_What you will do:_ Work through the records that follow and return each line containing the word "JSON".

Web page and app entries
%%

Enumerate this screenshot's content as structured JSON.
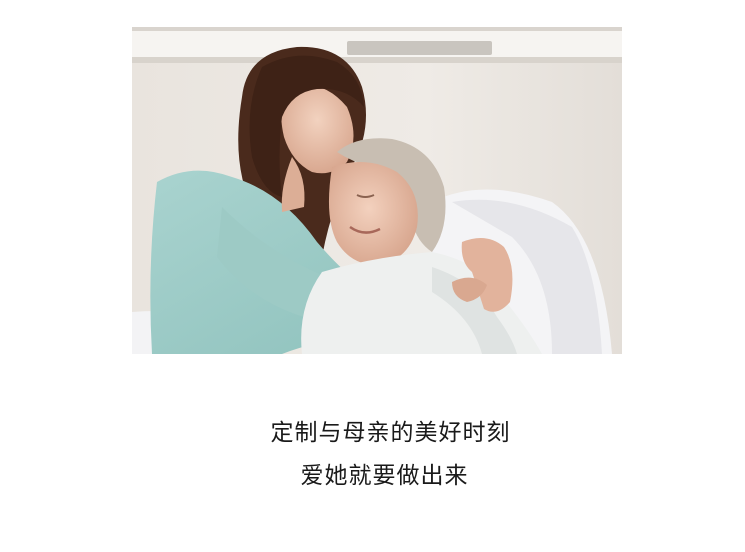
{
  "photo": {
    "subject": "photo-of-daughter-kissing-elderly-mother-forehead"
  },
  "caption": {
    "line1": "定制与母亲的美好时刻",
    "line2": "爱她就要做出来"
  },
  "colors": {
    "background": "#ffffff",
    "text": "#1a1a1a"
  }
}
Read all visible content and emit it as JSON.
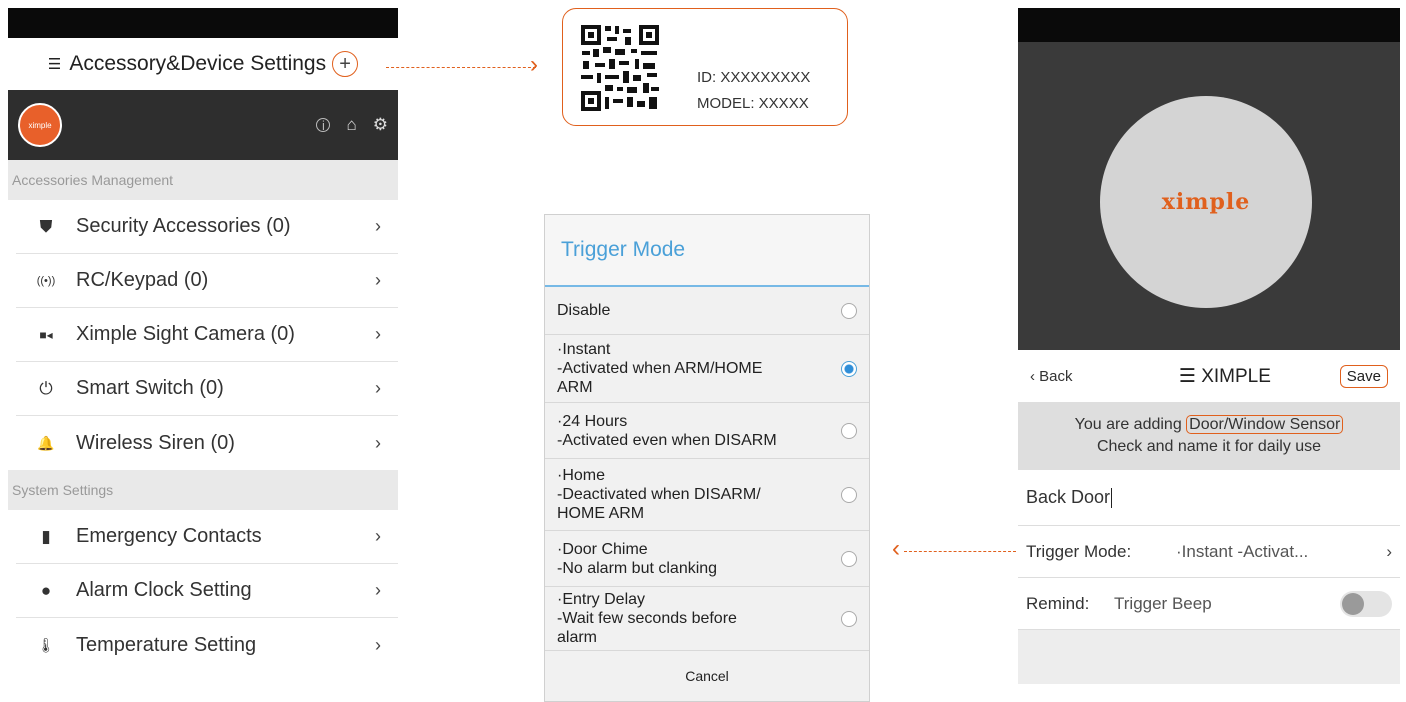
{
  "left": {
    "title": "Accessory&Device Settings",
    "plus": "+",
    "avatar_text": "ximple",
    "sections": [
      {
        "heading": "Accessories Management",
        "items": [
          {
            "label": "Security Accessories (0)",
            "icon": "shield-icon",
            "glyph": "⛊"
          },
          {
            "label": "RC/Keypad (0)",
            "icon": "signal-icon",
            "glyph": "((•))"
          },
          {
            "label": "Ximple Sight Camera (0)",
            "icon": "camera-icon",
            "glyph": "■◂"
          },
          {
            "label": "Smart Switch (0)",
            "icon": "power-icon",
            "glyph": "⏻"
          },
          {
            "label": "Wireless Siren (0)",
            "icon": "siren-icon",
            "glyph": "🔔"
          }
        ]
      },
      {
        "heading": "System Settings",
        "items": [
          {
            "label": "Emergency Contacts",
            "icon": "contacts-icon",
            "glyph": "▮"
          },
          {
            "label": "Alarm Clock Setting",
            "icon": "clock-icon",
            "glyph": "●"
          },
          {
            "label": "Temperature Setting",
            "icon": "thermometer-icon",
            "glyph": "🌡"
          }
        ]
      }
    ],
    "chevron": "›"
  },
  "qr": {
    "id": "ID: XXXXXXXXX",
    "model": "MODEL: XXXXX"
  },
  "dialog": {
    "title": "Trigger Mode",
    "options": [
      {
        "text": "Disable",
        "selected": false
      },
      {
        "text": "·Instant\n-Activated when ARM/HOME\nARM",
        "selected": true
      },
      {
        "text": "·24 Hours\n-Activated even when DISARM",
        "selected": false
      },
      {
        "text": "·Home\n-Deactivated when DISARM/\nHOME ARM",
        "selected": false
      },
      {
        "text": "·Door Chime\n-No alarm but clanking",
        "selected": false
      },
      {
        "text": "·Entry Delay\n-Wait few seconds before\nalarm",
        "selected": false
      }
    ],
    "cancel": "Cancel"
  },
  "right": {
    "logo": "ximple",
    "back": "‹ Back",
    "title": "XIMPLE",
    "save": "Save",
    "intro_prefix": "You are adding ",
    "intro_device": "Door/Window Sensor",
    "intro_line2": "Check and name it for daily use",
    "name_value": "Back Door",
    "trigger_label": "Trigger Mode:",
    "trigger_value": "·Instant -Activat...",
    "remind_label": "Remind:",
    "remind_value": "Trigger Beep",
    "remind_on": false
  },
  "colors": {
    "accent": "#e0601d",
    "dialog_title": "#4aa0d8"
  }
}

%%
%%

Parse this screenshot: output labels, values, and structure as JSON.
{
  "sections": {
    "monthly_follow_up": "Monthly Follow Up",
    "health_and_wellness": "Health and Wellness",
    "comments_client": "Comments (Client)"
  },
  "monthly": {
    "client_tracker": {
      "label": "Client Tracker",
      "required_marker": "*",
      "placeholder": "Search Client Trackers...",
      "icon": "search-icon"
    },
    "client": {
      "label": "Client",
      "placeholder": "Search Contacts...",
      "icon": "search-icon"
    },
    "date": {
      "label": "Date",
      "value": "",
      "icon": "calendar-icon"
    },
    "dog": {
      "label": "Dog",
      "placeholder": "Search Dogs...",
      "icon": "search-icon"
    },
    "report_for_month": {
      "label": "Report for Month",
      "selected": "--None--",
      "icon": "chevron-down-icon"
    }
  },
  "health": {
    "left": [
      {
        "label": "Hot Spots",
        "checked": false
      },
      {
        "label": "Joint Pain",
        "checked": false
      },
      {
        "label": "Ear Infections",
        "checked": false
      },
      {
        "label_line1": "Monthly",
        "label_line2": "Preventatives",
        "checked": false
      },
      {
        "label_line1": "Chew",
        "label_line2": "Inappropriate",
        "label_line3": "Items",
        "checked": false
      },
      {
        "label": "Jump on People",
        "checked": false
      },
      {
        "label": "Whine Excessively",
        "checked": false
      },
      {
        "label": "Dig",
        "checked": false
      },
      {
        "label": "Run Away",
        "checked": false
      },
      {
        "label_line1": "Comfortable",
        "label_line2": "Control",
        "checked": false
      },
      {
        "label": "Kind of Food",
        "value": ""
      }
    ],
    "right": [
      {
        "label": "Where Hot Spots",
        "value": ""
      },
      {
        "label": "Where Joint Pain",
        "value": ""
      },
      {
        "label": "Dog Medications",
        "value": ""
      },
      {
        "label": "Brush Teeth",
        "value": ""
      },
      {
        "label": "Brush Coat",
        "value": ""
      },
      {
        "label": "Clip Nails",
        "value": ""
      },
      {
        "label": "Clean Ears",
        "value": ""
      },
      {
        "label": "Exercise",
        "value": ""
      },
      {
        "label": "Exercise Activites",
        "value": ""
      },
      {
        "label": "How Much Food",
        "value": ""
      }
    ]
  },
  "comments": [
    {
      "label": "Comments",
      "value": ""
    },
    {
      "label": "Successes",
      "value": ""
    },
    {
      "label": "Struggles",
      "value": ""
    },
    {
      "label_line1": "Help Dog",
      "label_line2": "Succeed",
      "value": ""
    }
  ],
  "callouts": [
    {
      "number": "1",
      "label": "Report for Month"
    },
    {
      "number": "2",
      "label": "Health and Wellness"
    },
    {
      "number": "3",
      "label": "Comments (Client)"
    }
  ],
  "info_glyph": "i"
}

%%
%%

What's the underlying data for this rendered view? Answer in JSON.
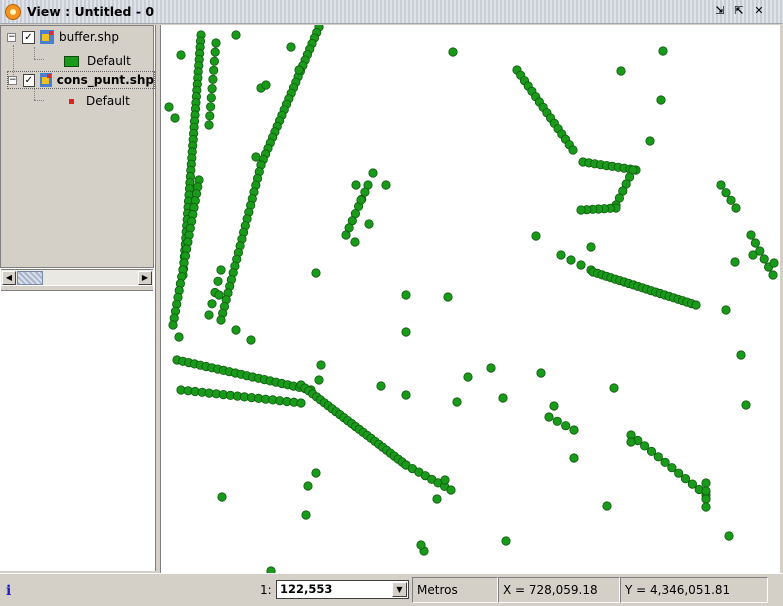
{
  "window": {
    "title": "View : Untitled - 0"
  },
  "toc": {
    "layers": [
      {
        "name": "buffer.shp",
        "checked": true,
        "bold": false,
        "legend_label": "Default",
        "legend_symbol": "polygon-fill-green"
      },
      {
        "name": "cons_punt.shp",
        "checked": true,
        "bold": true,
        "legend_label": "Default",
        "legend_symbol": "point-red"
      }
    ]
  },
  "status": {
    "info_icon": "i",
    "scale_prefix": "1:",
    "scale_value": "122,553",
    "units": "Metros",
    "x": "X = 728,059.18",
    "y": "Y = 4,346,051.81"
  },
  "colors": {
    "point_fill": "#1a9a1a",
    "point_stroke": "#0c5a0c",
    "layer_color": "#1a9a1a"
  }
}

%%

_Answer to the exercise:_
Enumerate this screenshot's content as structured JSON.
Read all visible content and emit it as JSON.
Parse this screenshot: output labels, values, and structure as JSON.
What's the underlying data for this rendered view? Answer in JSON.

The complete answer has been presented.